EXERCISE INSTRUCTIONS: In the listing below, find each line that holds the string "true" and copy it.

------ RECORDS PROVIDED

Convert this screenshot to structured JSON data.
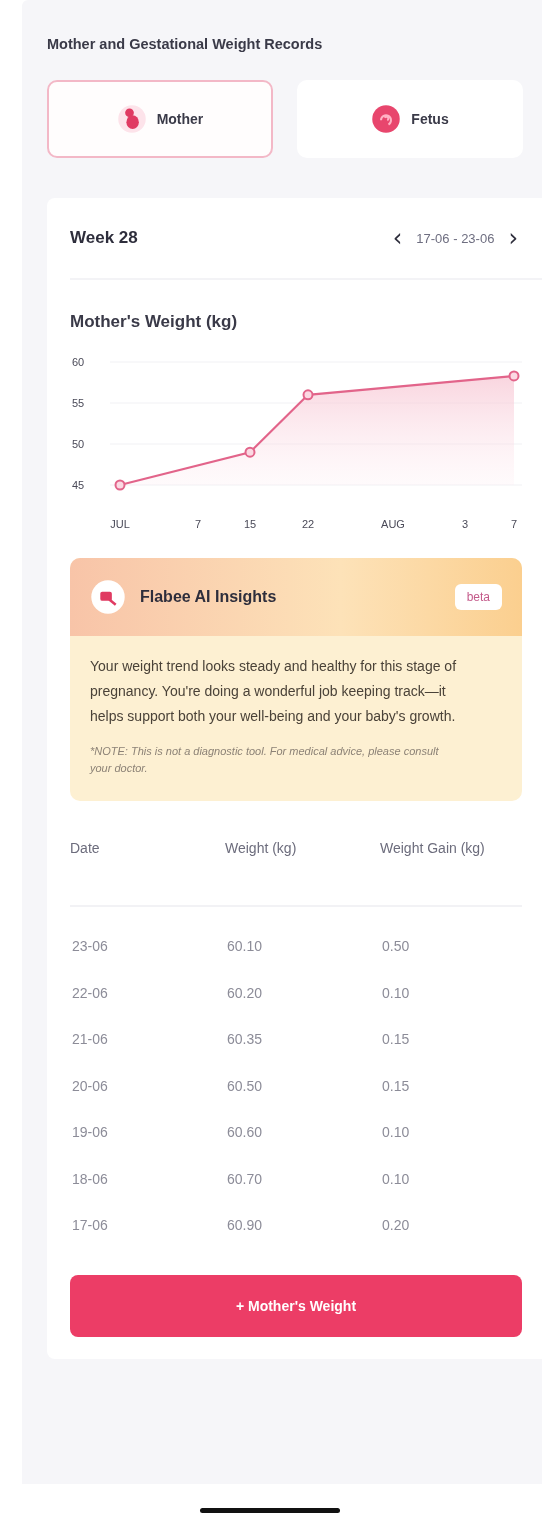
{
  "title": "Mother and Gestational Weight Records",
  "tabs": [
    {
      "label": "Mother",
      "kind": "mother",
      "selected": true
    },
    {
      "label": "Fetus",
      "kind": "fetus",
      "selected": false
    }
  ],
  "week": {
    "label": "Week 28",
    "range": "17-06 - 23-06",
    "prev": "‹",
    "next": "›"
  },
  "chart": {
    "title": "Mother's Weight (kg)",
    "chart_data": {
      "type": "area",
      "categories": [
        "JUL",
        "7",
        "15",
        "22",
        "AUG",
        "3",
        "7"
      ],
      "series": [
        {
          "color": "#e2648a",
          "values": [
            45,
            null,
            49,
            56,
            null,
            null,
            58.3
          ]
        }
      ],
      "ylim": [
        45,
        60
      ],
      "yticks": [
        45,
        50,
        55,
        60
      ]
    }
  },
  "insights": {
    "title": "Flabee AI Insights",
    "badge": "beta",
    "text": "Your weight trend looks steady and healthy for this stage of pregnancy. You're doing a wonderful job keeping track—it helps support both your well-being and your baby's growth.",
    "note": "*NOTE: This is not a diagnostic tool. For medical advice, please consult your doctor."
  },
  "table": {
    "columns": [
      "Date",
      "Weight (kg)",
      "Weight Gain (kg)"
    ],
    "rows": [
      [
        "23-06",
        "60.10",
        "0.50"
      ],
      [
        "22-06",
        "60.20",
        "0.10"
      ],
      [
        "21-06",
        "60.35",
        "0.15"
      ],
      [
        "20-06",
        "60.50",
        "0.15"
      ],
      [
        "19-06",
        "60.60",
        "0.10"
      ],
      [
        "18-06",
        "60.70",
        "0.10"
      ],
      [
        "17-06",
        "60.90",
        "0.20"
      ]
    ]
  },
  "add_button": "+ Mother's Weight"
}
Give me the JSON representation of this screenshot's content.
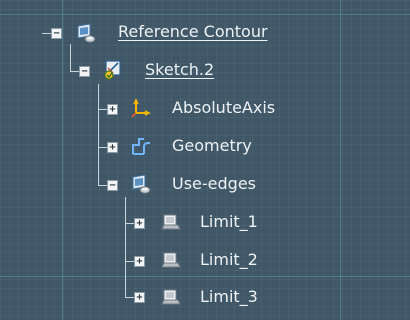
{
  "tree": {
    "nodes": [
      {
        "label": "Reference Contour",
        "icon": "part-body-icon",
        "expander": "−",
        "underlined": true
      },
      {
        "label": "Sketch.2",
        "icon": "sketch-icon",
        "expander": "−",
        "underlined": true
      },
      {
        "label": "AbsoluteAxis",
        "icon": "axis-icon",
        "expander": "+",
        "underlined": false
      },
      {
        "label": "Geometry",
        "icon": "geometry-icon",
        "expander": "+",
        "underlined": false
      },
      {
        "label": "Use-edges",
        "icon": "use-edges-icon",
        "expander": "−",
        "underlined": false
      },
      {
        "label": "Limit_1",
        "icon": "limit-icon",
        "expander": "+",
        "underlined": false
      },
      {
        "label": "Limit_2",
        "icon": "limit-icon",
        "expander": "+",
        "underlined": false
      },
      {
        "label": "Limit_3",
        "icon": "limit-icon",
        "expander": "+",
        "underlined": false
      }
    ]
  },
  "colors": {
    "background": "#3f5767",
    "text": "#eef2f4"
  }
}
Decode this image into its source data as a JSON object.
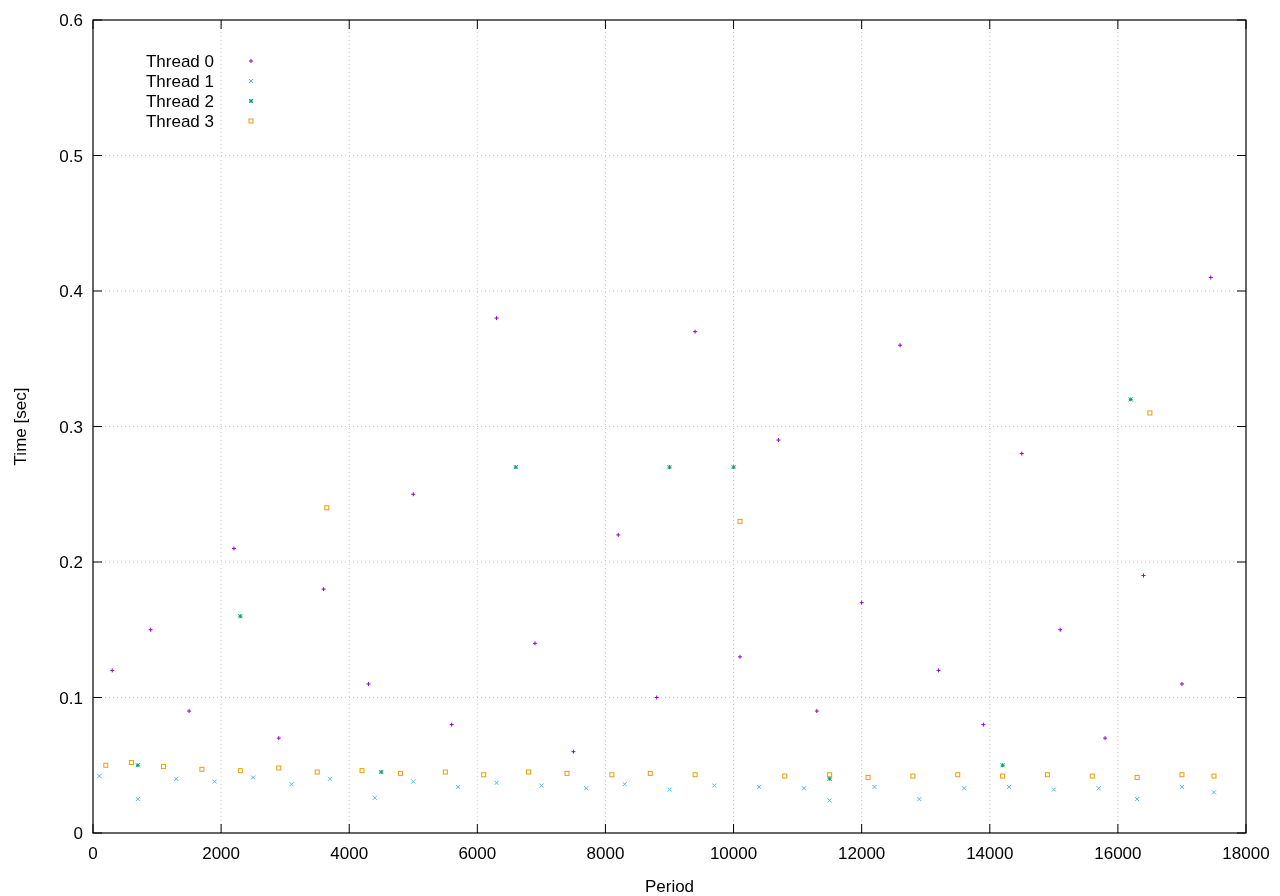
{
  "chart_data": {
    "type": "scatter",
    "xlabel": "Period",
    "ylabel": "Time [sec]",
    "xlim": [
      0,
      18000
    ],
    "ylim": [
      0,
      0.6
    ],
    "xticks": [
      0,
      2000,
      4000,
      6000,
      8000,
      10000,
      12000,
      14000,
      16000,
      18000
    ],
    "yticks": [
      0,
      0.1,
      0.2,
      0.3,
      0.4,
      0.5,
      0.6
    ],
    "grid": true,
    "legend": true,
    "series": [
      {
        "name": "Thread 0",
        "color": "#9400d3",
        "x": [
          300,
          900,
          1500,
          2200,
          2900,
          3600,
          4300,
          5000,
          5600,
          6300,
          6900,
          7500,
          8200,
          8800,
          9400,
          10100,
          10700,
          11300,
          12000,
          12600,
          13200,
          13900,
          14500,
          15100,
          15800,
          16400,
          17000,
          17450
        ],
        "values": [
          0.12,
          0.15,
          0.09,
          0.21,
          0.07,
          0.18,
          0.11,
          0.25,
          0.08,
          0.38,
          0.14,
          0.06,
          0.22,
          0.1,
          0.37,
          0.13,
          0.29,
          0.09,
          0.17,
          0.36,
          0.12,
          0.08,
          0.28,
          0.15,
          0.07,
          0.19,
          0.11,
          0.41
        ]
      },
      {
        "name": "Thread 1",
        "color": "#56b4e9",
        "x": [
          100,
          700,
          1300,
          1900,
          2500,
          3100,
          3700,
          4400,
          5000,
          5700,
          6300,
          7000,
          7700,
          8300,
          9000,
          9700,
          10400,
          11100,
          11500,
          12200,
          12900,
          13600,
          14300,
          15000,
          15700,
          16300,
          17000,
          17500
        ],
        "values": [
          0.042,
          0.025,
          0.04,
          0.038,
          0.041,
          0.036,
          0.04,
          0.026,
          0.038,
          0.034,
          0.037,
          0.035,
          0.033,
          0.036,
          0.032,
          0.035,
          0.034,
          0.033,
          0.024,
          0.034,
          0.025,
          0.033,
          0.034,
          0.032,
          0.033,
          0.025,
          0.034,
          0.03
        ]
      },
      {
        "name": "Thread 2",
        "color": "#009e73",
        "x": [
          700,
          2300,
          4500,
          6600,
          9000,
          10000,
          11500,
          14200,
          16200
        ],
        "values": [
          0.05,
          0.16,
          0.045,
          0.27,
          0.27,
          0.27,
          0.04,
          0.05,
          0.32
        ]
      },
      {
        "name": "Thread 3",
        "color": "#e69f00",
        "x": [
          200,
          600,
          1100,
          1700,
          2300,
          2900,
          3500,
          3650,
          4200,
          4800,
          5500,
          6100,
          6800,
          7400,
          8100,
          8700,
          9400,
          10100,
          10800,
          11500,
          12100,
          12800,
          13500,
          14200,
          14900,
          15600,
          16300,
          16500,
          17000,
          17500
        ],
        "values": [
          0.05,
          0.052,
          0.049,
          0.047,
          0.046,
          0.048,
          0.045,
          0.24,
          0.046,
          0.044,
          0.045,
          0.043,
          0.045,
          0.044,
          0.043,
          0.044,
          0.043,
          0.23,
          0.042,
          0.043,
          0.041,
          0.042,
          0.043,
          0.042,
          0.043,
          0.042,
          0.041,
          0.31,
          0.043,
          0.042
        ]
      }
    ]
  }
}
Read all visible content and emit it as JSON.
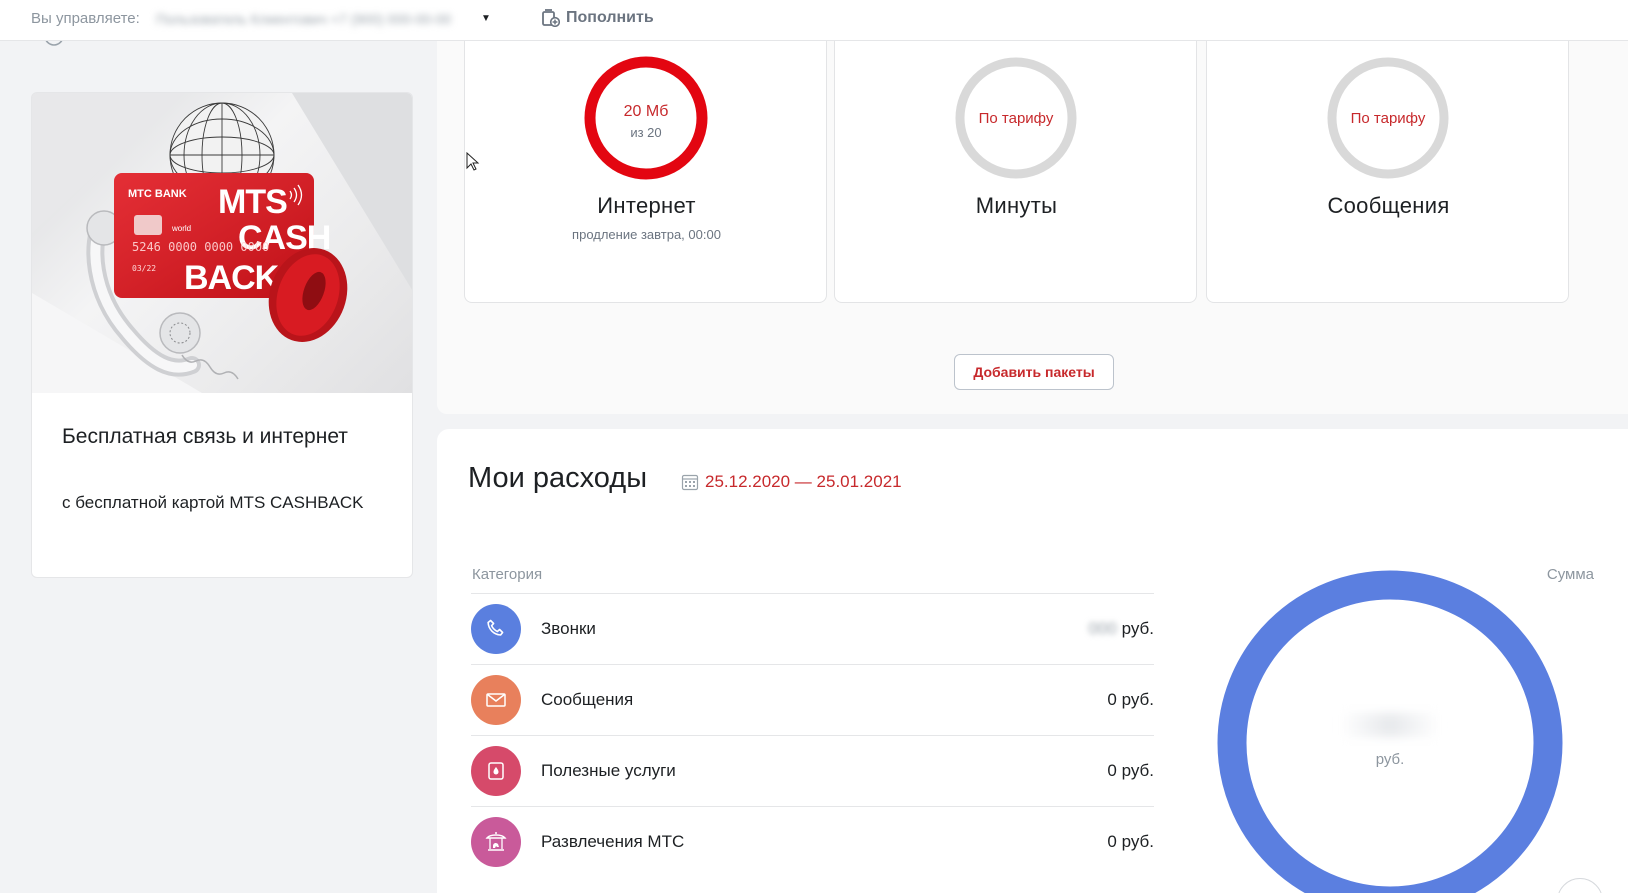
{
  "topbar": {
    "manage_label": "Вы управляете:",
    "manage_name": "Пользователь Клиентович +7 (900) 000-00-00",
    "topup_label": "Пополнить"
  },
  "promo": {
    "title": "Бесплатная связь и интернет",
    "text": "с бесплатной картой MTS CASHBACK",
    "image": {
      "bank_logo": "МТС BANK",
      "card_big_text": [
        "MTS",
        "CASH",
        "BACK"
      ],
      "card_world": "world",
      "card_number": "5246 0000 0000 0000",
      "card_expiry": "03/22"
    }
  },
  "remainders": [
    {
      "value": "20 Мб",
      "sub": "из 20",
      "title": "Интернет",
      "note": "продление завтра, 00:00",
      "fill_fraction": 1.0,
      "color": "#e30611"
    },
    {
      "value": "По тарифу",
      "title": "Минуты",
      "color": "#d9d9d9"
    },
    {
      "value": "По тарифу",
      "title": "Сообщения",
      "color": "#d9d9d9"
    }
  ],
  "add_packages_label": "Добавить пакеты",
  "expenses": {
    "title": "Мои расходы",
    "period": "25.12.2020 — 25.01.2021",
    "col_category": "Категория",
    "col_sum": "Сумма",
    "rows": [
      {
        "label": "Звонки",
        "amount": "000",
        "unit": "руб.",
        "icon": "phone-icon",
        "color": "#5a7fdf"
      },
      {
        "label": "Сообщения",
        "amount": "0",
        "unit": "руб.",
        "icon": "envelope-icon",
        "color": "#e8805c"
      },
      {
        "label": "Полезные услуги",
        "amount": "0",
        "unit": "руб.",
        "icon": "services-icon",
        "color": "#d64a6a"
      },
      {
        "label": "Развлечения МТС",
        "amount": "0",
        "unit": "руб.",
        "icon": "carousel-icon",
        "color": "#c95a9a"
      }
    ],
    "donut": {
      "amount": "000",
      "unit": "руб.",
      "color": "#5b7fe0"
    }
  },
  "colors": {
    "accent": "#c7292c",
    "mts_red": "#e30611"
  }
}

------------

WRITTEN SOLUTION:
      "selected": true
        "underlined": true
        "underlined": true
    "grid": true,
    "legend": true,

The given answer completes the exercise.